[Page and application data records]
------------------------------

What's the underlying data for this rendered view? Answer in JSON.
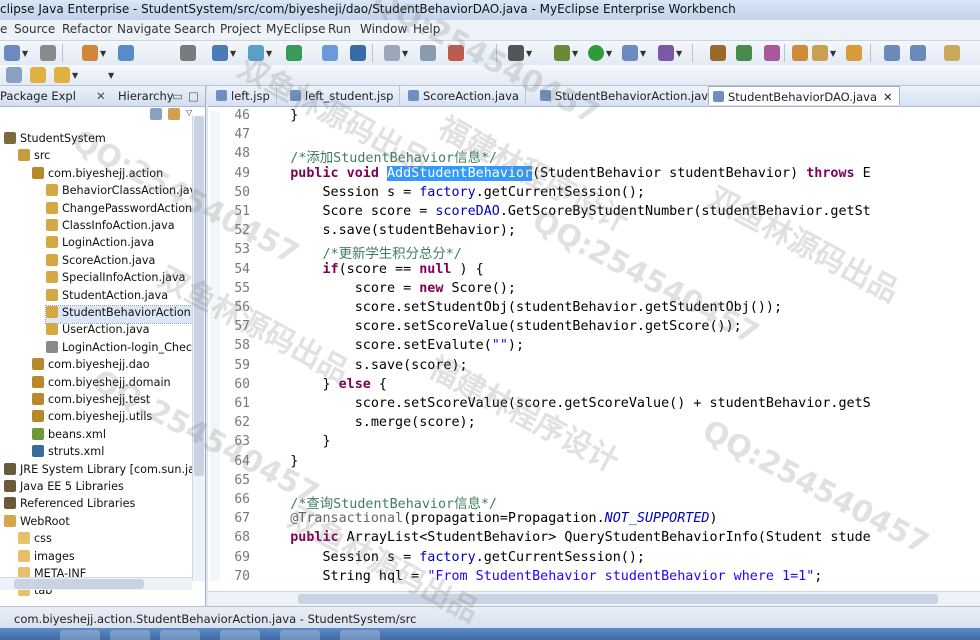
{
  "window": {
    "title": "clipse Java Enterprise - StudentSystem/src/com/biyesheji/dao/StudentBehaviorDAO.java - MyEclipse Enterprise Workbench"
  },
  "menu": [
    "e",
    "Source",
    "Refactor",
    "Navigate",
    "Search",
    "Project",
    "MyEclipse",
    "Run",
    "Window",
    "Help"
  ],
  "left_tabs": {
    "package_explorer": "Package Expl",
    "hierarchy": "Hierarchy"
  },
  "tree": [
    {
      "label": "StudentSystem",
      "indent": 0,
      "icon": "project-icon",
      "color": "#7a6b3a"
    },
    {
      "label": "src",
      "indent": 1,
      "icon": "source-folder-icon",
      "color": "#c89b3c"
    },
    {
      "label": "com.biyeshejj.action",
      "indent": 2,
      "icon": "package-icon",
      "color": "#b8892a"
    },
    {
      "label": "BehaviorClassAction.java",
      "indent": 3,
      "icon": "java-file-icon",
      "color": "#d4a843"
    },
    {
      "label": "ChangePasswordAction.j",
      "indent": 3,
      "icon": "java-file-icon",
      "color": "#d4a843"
    },
    {
      "label": "ClassInfoAction.java",
      "indent": 3,
      "icon": "java-file-icon",
      "color": "#d4a843"
    },
    {
      "label": "LoginAction.java",
      "indent": 3,
      "icon": "java-file-icon",
      "color": "#d4a843"
    },
    {
      "label": "ScoreAction.java",
      "indent": 3,
      "icon": "java-file-icon",
      "color": "#d4a843"
    },
    {
      "label": "SpecialInfoAction.java",
      "indent": 3,
      "icon": "java-file-icon",
      "color": "#d4a843"
    },
    {
      "label": "StudentAction.java",
      "indent": 3,
      "icon": "java-file-icon",
      "color": "#d4a843"
    },
    {
      "label": "StudentBehaviorAction.ja",
      "indent": 3,
      "icon": "java-file-icon",
      "color": "#d4a843",
      "selected": true
    },
    {
      "label": "UserAction.java",
      "indent": 3,
      "icon": "java-file-icon",
      "color": "#d4a843"
    },
    {
      "label": "LoginAction-login_Check",
      "indent": 3,
      "icon": "xml-file-icon",
      "color": "#8a8a8a"
    },
    {
      "label": "com.biyeshejj.dao",
      "indent": 2,
      "icon": "package-icon",
      "color": "#b8892a"
    },
    {
      "label": "com.biyeshejj.domain",
      "indent": 2,
      "icon": "package-icon",
      "color": "#b8892a"
    },
    {
      "label": "com.biyeshejj.test",
      "indent": 2,
      "icon": "package-icon",
      "color": "#b8892a"
    },
    {
      "label": "com.biyeshejj.utils",
      "indent": 2,
      "icon": "package-icon",
      "color": "#b8892a"
    },
    {
      "label": "beans.xml",
      "indent": 2,
      "icon": "xml-file-icon",
      "color": "#6a9a3a"
    },
    {
      "label": "struts.xml",
      "indent": 2,
      "icon": "struts-gear-icon",
      "color": "#3a6a9a"
    },
    {
      "label": "JRE System Library [com.sun.jav",
      "indent": 0,
      "icon": "library-icon",
      "color": "#6a5a3a"
    },
    {
      "label": "Java EE 5 Libraries",
      "indent": 0,
      "icon": "library-icon",
      "color": "#6a5a3a"
    },
    {
      "label": "Referenced Libraries",
      "indent": 0,
      "icon": "library-icon",
      "color": "#6a5a3a"
    },
    {
      "label": "WebRoot",
      "indent": 0,
      "icon": "folder-icon",
      "color": "#d6a64a"
    },
    {
      "label": "css",
      "indent": 1,
      "icon": "folder-icon",
      "color": "#e6c06a"
    },
    {
      "label": "images",
      "indent": 1,
      "icon": "folder-icon",
      "color": "#e6c06a"
    },
    {
      "label": "META-INF",
      "indent": 1,
      "icon": "folder-icon",
      "color": "#e6c06a"
    },
    {
      "label": "tab",
      "indent": 1,
      "icon": "folder-icon",
      "color": "#e6c06a"
    }
  ],
  "editor_tabs": [
    {
      "label": "left.jsp",
      "active": false
    },
    {
      "label": "left_student.jsp",
      "active": false
    },
    {
      "label": "ScoreAction.java",
      "active": false
    },
    {
      "label": "StudentBehaviorAction.java",
      "active": false
    },
    {
      "label": "StudentBehaviorDAO.java",
      "active": true
    }
  ],
  "code_lines": [
    {
      "n": "46",
      "html": "    }"
    },
    {
      "n": "47",
      "html": ""
    },
    {
      "n": "48",
      "html": "    <c>/*添加StudentBehavior信息*/</c>"
    },
    {
      "n": "49",
      "html": "    <k>public void</k> <sel>AddStudentBehavior</sel>(StudentBehavior studentBehavior) <k>throws</k> E"
    },
    {
      "n": "50",
      "html": "        Session s = <f>factory</f>.getCurrentSession();"
    },
    {
      "n": "51",
      "html": "        Score score = <f>scoreDAO</f>.GetScoreByStudentNumber(studentBehavior.getSt"
    },
    {
      "n": "52",
      "html": "        s.save(studentBehavior);"
    },
    {
      "n": "53",
      "html": "        <c>/*更新学生积分总分*/</c>"
    },
    {
      "n": "54",
      "html": "        <k>if</k>(score == <k>null</k> ) {"
    },
    {
      "n": "55",
      "html": "            score = <k>new</k> Score();"
    },
    {
      "n": "56",
      "html": "            score.setStudentObj(studentBehavior.getStudentObj());"
    },
    {
      "n": "57",
      "html": "            score.setScoreValue(studentBehavior.getScore());"
    },
    {
      "n": "58",
      "html": "            score.setEvalute(<s>\"\"</s>);"
    },
    {
      "n": "59",
      "html": "            s.save(score);"
    },
    {
      "n": "60",
      "html": "        } <k>else</k> {"
    },
    {
      "n": "61",
      "html": "            score.setScoreValue(score.getScoreValue() + studentBehavior.getS"
    },
    {
      "n": "62",
      "html": "            s.merge(score);"
    },
    {
      "n": "63",
      "html": "        }"
    },
    {
      "n": "64",
      "html": "    }"
    },
    {
      "n": "65",
      "html": ""
    },
    {
      "n": "66",
      "html": "    <c>/*查询StudentBehavior信息*/</c>"
    },
    {
      "n": "67",
      "html": "    <a>@Transactional</a>(propagation=Propagation.<i>NOT_SUPPORTED</i>)"
    },
    {
      "n": "68",
      "html": "    <k>public</k> ArrayList&lt;StudentBehavior&gt; QueryStudentBehaviorInfo(Student stude"
    },
    {
      "n": "69",
      "html": "        Session s = <f>factory</f>.getCurrentSession();"
    },
    {
      "n": "70",
      "html": "        String hql = <s>\"From StudentBehavior studentBehavior where 1=1\"</s>;"
    }
  ],
  "status": {
    "text": "com.biyeshejj.action.StudentBehaviorAction.java - StudentSystem/src"
  },
  "watermarks": [
    "QQ:254540457",
    "双鱼林源码出品",
    "福建林程序设计"
  ],
  "colors": {
    "keyword": "#7f0055",
    "comment": "#3f7f5f",
    "string": "#2a00ff",
    "field": "#0000c0",
    "annotation": "#646464",
    "selection": "#3399ff"
  }
}
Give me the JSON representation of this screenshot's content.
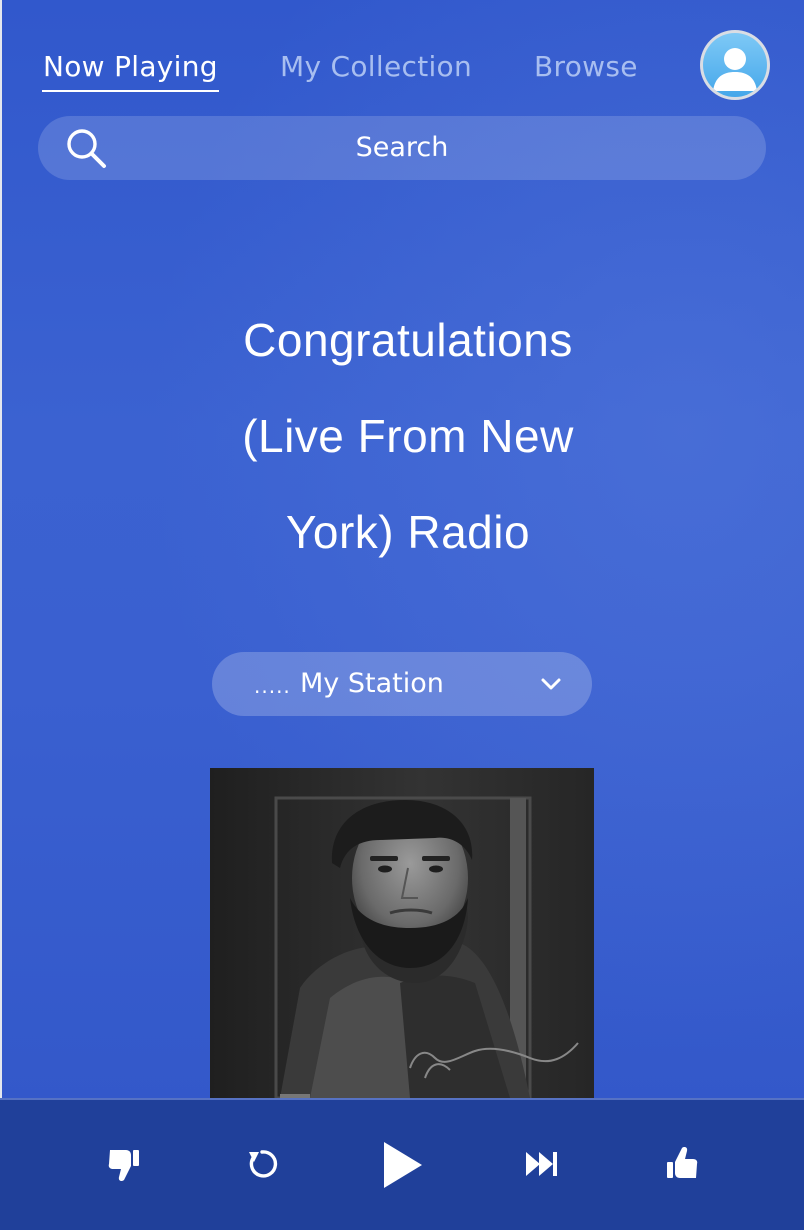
{
  "nav": {
    "tabs": [
      {
        "label": "Now Playing",
        "active": true
      },
      {
        "label": "My Collection",
        "active": false
      },
      {
        "label": "Browse",
        "active": false
      }
    ],
    "avatar_icon": "user-avatar-icon"
  },
  "search": {
    "placeholder": "Search",
    "icon": "search-icon"
  },
  "station": {
    "title_lines": [
      "Congratulations",
      "(Live From New",
      "York) Radio"
    ],
    "dots": ".....",
    "selector_label": "My Station",
    "selector_icon": "chevron-down-icon"
  },
  "player": {
    "controls": [
      "thumbs-down-icon",
      "replay-icon",
      "play-icon",
      "skip-forward-icon",
      "thumbs-up-icon"
    ]
  },
  "colors": {
    "background": "#3b62d1",
    "player_bar": "#20409a",
    "inactive_tab": "#a8bef0",
    "text": "#ffffff"
  }
}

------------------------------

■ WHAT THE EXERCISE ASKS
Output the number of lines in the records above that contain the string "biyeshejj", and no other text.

■ SOLUTION FOR THIS EXERCISE
6